This morning we left Naikara very early (5am) to go to Narok. Stephen had some meetings in this small city, while Charles and I were joining to do some shopping there, since there are no supermarkets in Naikara.
After having breakfast (chicken and chips) we walked around town, looked inside the Mara University and visited the local market and the supermarket. Charles and I were taking the bus home since Stephen stayed the night in Narok. He had meetings throughout the whole day. We bought a bus ticket and waited for the bus to leave (which was supposed to leave at 1pm).
The bus was a typical African local bus. Large boxes and drums tied on the roof with ropes, the whole bus packed with people (I luckily had a seat), and holes in the metal everywhere. When I saw that mechanics were still working on the bus and had (at least it looked like) no idea of what they were doing I was not sure this was the best choice, especially when for 1 hour the engine would not start. Finally, we left Narok at 3 o’clock and we were on our way.
After 1 hour we saw a police van blocking the road. Apparently, there were too many people on the bus and it was too heavily packed. It was quite intimidating since the driver and a fellow passenger were cuffed and put in the police van, while the other police officers were shouting and pushing the people in charge of the bus. They had to pay 10.000 Kenyan shilling (which is 100 euro), or the whole bus had to go back to Narok and go to the police station. The people refused, and the police officers became even more aggressive: pushing and demanding the car keys so they would drive back to Narok themselves.

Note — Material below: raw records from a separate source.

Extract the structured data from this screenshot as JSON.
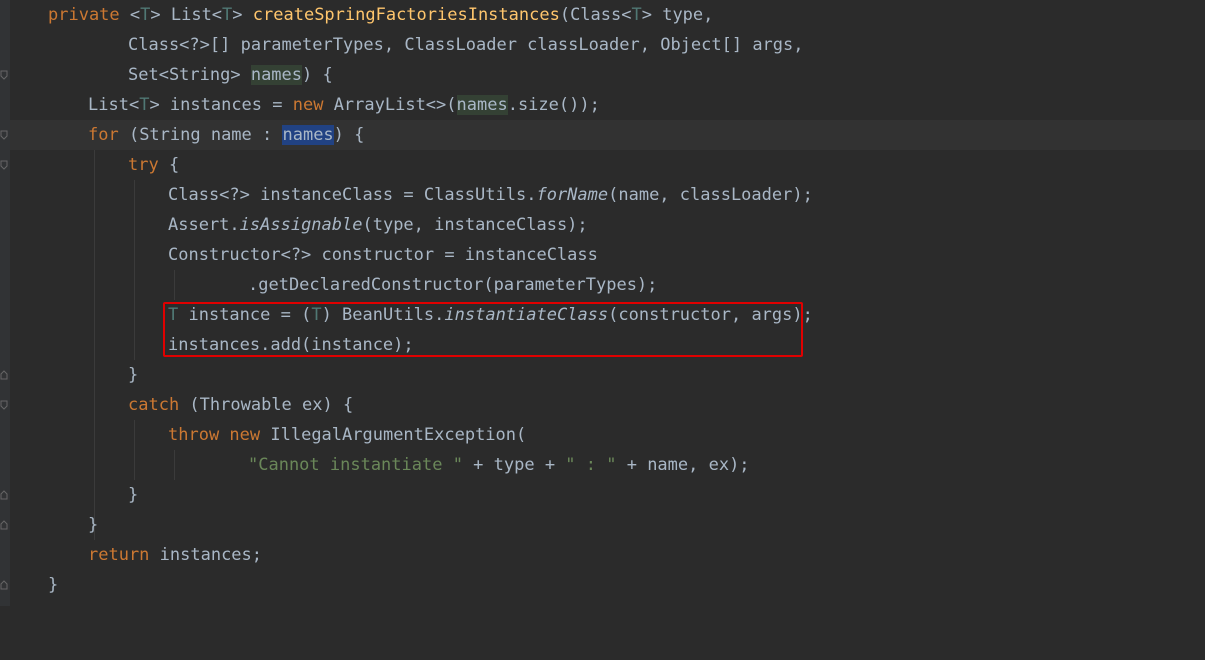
{
  "editor": {
    "theme": "darcula",
    "colors": {
      "background": "#2b2b2b",
      "keyword": "#cc7832",
      "method": "#ffc66d",
      "type_param": "#507874",
      "string": "#6a8759",
      "plain": "#a9b7c6",
      "highlight_box": "#e00000",
      "selection": "#214283"
    },
    "lines": [
      {
        "kw1": "private ",
        "p1": "<",
        "tp1": "T",
        "p2": "> List<",
        "tp2": "T",
        "p3": "> ",
        "fn": "createSpringFactoriesInstances",
        "p4": "(Class<",
        "tp3": "T",
        "p5": "> type,"
      },
      {
        "p1": "Class<?>[] parameterTypes, ClassLoader classLoader, Object[] args,"
      },
      {
        "p1": "Set<String> ",
        "hl": "names",
        "p2": ") {"
      },
      {
        "p1": "List<",
        "tp1": "T",
        "p2": "> instances = ",
        "kw1": "new ",
        "p3": "ArrayList<>(",
        "hl": "names",
        "p4": ".size());"
      },
      {
        "kw1": "for ",
        "p1": "(String name : ",
        "sel": "names",
        "p2": ") {"
      },
      {
        "kw1": "try ",
        "p1": "{"
      },
      {
        "p1": "Class<?> instanceClass = ClassUtils.",
        "it": "forName",
        "p2": "(name, classLoader);"
      },
      {
        "p1": "Assert.",
        "it": "isAssignable",
        "p2": "(type, instanceClass);"
      },
      {
        "p1": "Constructor<?> constructor = instanceClass"
      },
      {
        "p1": ".getDeclaredConstructor(parameterTypes);"
      },
      {
        "tp1": "T",
        "p1": " instance = (",
        "tp2": "T",
        "p2": ") BeanUtils.",
        "it": "instantiateClass",
        "p3": "(constructor, args);"
      },
      {
        "p1": "instances.add(instance);"
      },
      {
        "p1": "}"
      },
      {
        "kw1": "catch ",
        "p1": "(Throwable ex) {"
      },
      {
        "kw1": "throw ",
        "kw2": "new ",
        "p1": "IllegalArgumentException("
      },
      {
        "st1": "\"Cannot instantiate \"",
        "p1": " + type + ",
        "st2": "\" : \"",
        "p2": " + name, ex);"
      },
      {
        "p1": "}"
      },
      {
        "p1": "}"
      },
      {
        "kw1": "return ",
        "p1": "instances;"
      },
      {
        "p1": "}"
      }
    ]
  }
}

We started driving back to Narok, slowly, and you could see the police did not want to bring us all the way back to Narok but was bluffing. After some more arguing both parties agreed that the driver was to be expected in Narok the next morning for an official court case, but we were allowed to continue to Naikara again.
Even though I experienced corruption in Africa first-hand (when I was fined in South Africa) this was more exciting. Here the officers became physical and threatened with jail; you can imagine that was not something I would like to experience as a white person in a black prison. So it was all exciting and gave me again the confirmation that corruption is everywhere in Africa. We reached Naikara at 8 pm, and the trip took us 7 hours instead of 3.
Once again, it was an exciting day, summarized by the phrase, This Is Africa (TIA).